The 1957-1958 Asian Flu Pandemic may be the best analogy to the current COVID-19 pandemic. Worldwide it is believed to be responsible for 1-2 million deaths with approximately 116,000 deaths in the U.S. The S & P 500 fell 20.7% from the time this pandemic hit and into the ensuing recession in 1958.
Now that the U.S. appears to be serious about slowing down the COVID-19 there is reason for optimism that we will be able to slow the outbreak so that are hospitals and health care workers do not get overrun. Cities are shutting down bars, restaurants and other gathering places and this should all have a positive effect on the outcomes.
When you look at the market reactions to these two previous pandemics, I really think there should be cause for optimism in the mid to longer term time frame. The 1918 outbreak was much more serious than what we have now, yet the markets today have fallen much more dramatically then during that dark time. Of course, there is no guarantee that just because the markets have already fallen more than in these other two episodes, but our markets have been very resilient historically.

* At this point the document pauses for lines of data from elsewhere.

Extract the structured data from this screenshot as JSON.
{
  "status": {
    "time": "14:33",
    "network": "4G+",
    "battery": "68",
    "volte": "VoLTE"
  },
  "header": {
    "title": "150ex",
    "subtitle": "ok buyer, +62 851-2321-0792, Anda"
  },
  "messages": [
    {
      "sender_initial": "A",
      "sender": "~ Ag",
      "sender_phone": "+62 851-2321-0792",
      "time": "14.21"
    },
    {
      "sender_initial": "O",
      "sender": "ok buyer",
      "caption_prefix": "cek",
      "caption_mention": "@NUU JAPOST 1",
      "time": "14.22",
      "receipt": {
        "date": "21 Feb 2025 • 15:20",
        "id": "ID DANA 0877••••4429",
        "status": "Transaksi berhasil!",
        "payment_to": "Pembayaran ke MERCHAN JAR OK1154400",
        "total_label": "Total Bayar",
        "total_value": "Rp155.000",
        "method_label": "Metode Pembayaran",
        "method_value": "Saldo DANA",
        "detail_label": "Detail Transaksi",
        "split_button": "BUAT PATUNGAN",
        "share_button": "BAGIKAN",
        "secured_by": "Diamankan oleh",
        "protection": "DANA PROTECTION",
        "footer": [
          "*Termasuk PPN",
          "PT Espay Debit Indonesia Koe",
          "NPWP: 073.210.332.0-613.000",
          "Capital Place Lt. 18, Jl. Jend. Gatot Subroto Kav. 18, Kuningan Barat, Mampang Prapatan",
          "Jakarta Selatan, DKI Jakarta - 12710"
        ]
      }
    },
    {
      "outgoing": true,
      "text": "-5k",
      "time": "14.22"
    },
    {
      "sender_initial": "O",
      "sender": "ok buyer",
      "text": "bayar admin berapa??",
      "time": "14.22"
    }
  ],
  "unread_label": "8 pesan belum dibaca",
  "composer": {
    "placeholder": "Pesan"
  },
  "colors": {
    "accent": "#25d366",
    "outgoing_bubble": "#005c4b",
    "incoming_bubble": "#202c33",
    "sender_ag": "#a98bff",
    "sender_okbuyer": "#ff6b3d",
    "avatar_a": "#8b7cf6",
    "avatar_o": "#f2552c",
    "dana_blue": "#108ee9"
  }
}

We have to remember that the markets are a forward discounting mechanism. It is trying to anticipate what is going to happen, not necessarily what has or is currently happening. That is why it often goes much farther up and down than it should. It is also a reason, that the market could start going back up before too long even while all the current news is awful, because it is discounting the longer term future.
It is going to be a wild ride for the next few weeks, but we are going to get through all this, as we have for other pandemics. If you have the time, go back and read the links on these pandemics mentioned above. It really is fascinating.
Take Care & Stay Safe!